▶ WHAT NEEDS TO BE DONE
When a line of the entries contains "this", please list that line.

══ RECORDS SUPPLIED ══

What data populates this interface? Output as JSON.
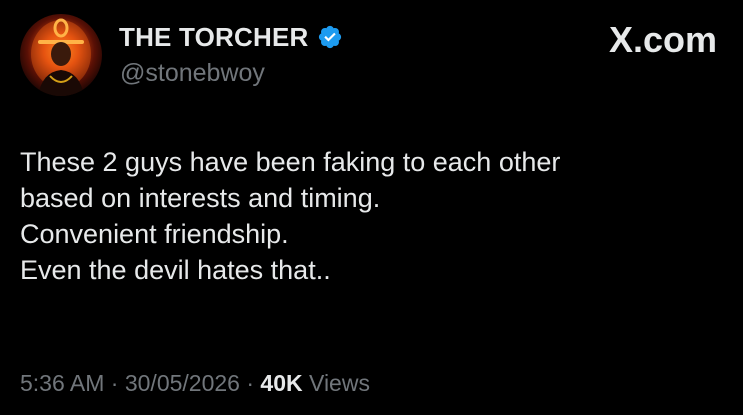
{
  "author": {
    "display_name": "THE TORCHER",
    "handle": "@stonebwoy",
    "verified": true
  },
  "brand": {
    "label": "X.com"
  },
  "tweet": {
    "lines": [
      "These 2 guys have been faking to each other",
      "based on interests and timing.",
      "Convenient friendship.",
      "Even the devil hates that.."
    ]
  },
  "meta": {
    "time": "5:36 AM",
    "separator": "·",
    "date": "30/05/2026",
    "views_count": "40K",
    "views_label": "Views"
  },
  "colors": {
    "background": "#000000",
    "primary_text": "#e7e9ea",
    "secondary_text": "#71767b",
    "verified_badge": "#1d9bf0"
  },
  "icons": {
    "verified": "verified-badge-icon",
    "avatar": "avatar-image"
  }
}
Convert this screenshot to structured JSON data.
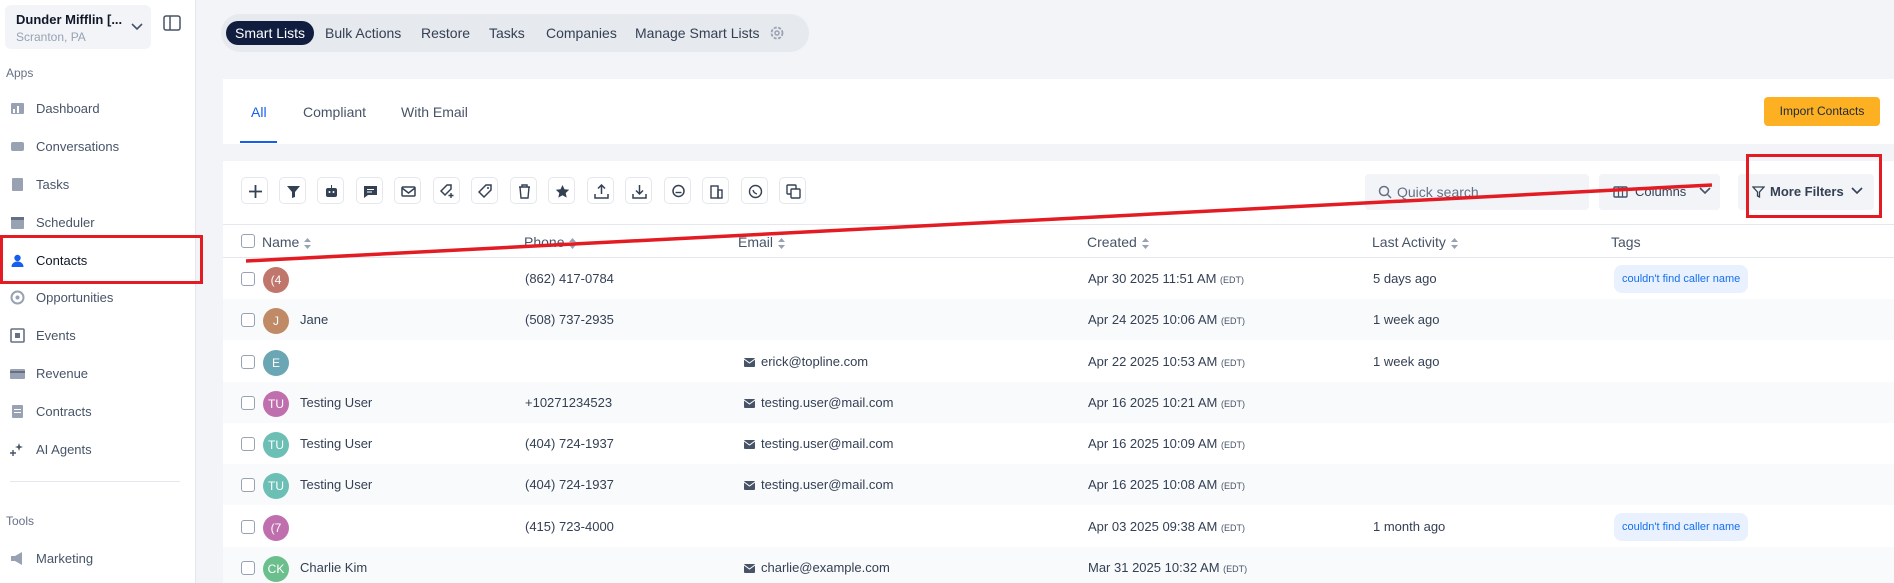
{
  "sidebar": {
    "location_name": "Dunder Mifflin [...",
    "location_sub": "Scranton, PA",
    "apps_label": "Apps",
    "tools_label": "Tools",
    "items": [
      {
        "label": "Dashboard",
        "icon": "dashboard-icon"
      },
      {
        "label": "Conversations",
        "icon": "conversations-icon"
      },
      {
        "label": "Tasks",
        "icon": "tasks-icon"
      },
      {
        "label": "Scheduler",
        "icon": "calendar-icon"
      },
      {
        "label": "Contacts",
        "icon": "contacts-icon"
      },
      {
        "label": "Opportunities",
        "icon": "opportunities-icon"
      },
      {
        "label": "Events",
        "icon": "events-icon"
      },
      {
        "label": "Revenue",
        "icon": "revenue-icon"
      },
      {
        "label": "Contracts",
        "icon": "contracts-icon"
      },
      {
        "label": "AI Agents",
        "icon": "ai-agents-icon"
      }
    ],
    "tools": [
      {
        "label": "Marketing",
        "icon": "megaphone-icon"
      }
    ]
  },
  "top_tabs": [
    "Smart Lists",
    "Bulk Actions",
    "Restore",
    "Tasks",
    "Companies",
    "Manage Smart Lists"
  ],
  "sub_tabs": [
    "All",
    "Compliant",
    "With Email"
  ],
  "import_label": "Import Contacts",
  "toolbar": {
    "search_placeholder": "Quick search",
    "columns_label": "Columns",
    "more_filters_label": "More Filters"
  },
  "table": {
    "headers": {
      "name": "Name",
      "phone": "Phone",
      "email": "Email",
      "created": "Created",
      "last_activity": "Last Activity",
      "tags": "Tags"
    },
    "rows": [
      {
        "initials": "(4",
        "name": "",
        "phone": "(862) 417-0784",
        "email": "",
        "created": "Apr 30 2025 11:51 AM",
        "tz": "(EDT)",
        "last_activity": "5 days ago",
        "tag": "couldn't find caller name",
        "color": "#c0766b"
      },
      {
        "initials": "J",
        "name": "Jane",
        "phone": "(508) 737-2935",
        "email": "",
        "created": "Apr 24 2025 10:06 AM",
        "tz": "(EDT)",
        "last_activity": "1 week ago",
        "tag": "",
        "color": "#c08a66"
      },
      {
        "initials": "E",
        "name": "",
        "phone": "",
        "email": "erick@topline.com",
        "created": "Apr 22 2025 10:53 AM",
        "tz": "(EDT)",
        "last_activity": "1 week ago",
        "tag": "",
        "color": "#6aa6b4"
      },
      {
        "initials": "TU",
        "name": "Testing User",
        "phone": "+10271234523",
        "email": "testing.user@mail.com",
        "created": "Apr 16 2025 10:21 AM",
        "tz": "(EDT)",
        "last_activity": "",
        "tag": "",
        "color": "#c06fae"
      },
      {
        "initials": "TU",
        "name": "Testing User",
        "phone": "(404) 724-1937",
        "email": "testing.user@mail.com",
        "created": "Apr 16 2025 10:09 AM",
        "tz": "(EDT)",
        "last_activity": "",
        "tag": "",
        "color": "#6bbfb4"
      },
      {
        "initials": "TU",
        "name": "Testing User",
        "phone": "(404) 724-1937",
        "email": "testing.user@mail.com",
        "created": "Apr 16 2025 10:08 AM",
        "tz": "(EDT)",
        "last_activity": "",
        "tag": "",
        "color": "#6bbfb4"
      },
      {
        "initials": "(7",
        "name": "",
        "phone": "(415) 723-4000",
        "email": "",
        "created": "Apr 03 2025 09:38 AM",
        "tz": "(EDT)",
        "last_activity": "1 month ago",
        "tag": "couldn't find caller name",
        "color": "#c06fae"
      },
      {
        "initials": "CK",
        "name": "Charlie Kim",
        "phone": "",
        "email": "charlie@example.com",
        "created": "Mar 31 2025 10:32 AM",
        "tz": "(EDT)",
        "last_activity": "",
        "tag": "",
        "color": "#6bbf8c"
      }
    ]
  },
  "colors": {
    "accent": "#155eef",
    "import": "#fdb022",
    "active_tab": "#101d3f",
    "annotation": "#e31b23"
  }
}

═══
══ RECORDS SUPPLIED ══

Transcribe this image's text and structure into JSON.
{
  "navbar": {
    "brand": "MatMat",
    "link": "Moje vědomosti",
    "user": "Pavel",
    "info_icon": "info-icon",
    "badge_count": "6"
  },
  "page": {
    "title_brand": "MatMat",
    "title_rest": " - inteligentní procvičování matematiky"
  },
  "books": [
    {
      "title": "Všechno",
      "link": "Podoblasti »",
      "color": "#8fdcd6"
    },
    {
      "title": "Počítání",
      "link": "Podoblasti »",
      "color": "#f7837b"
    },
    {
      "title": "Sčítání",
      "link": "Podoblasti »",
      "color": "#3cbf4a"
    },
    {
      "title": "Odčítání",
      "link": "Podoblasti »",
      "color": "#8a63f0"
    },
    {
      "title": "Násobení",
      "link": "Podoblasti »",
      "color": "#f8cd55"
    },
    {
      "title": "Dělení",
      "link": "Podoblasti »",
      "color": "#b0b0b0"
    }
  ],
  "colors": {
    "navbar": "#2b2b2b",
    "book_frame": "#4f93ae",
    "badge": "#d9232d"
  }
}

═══

▶ RESPONSE
What data populates this interface? Output as JSON.
Convert this screenshot to structured JSON data.
Transcribe this image's text and structure into JSON.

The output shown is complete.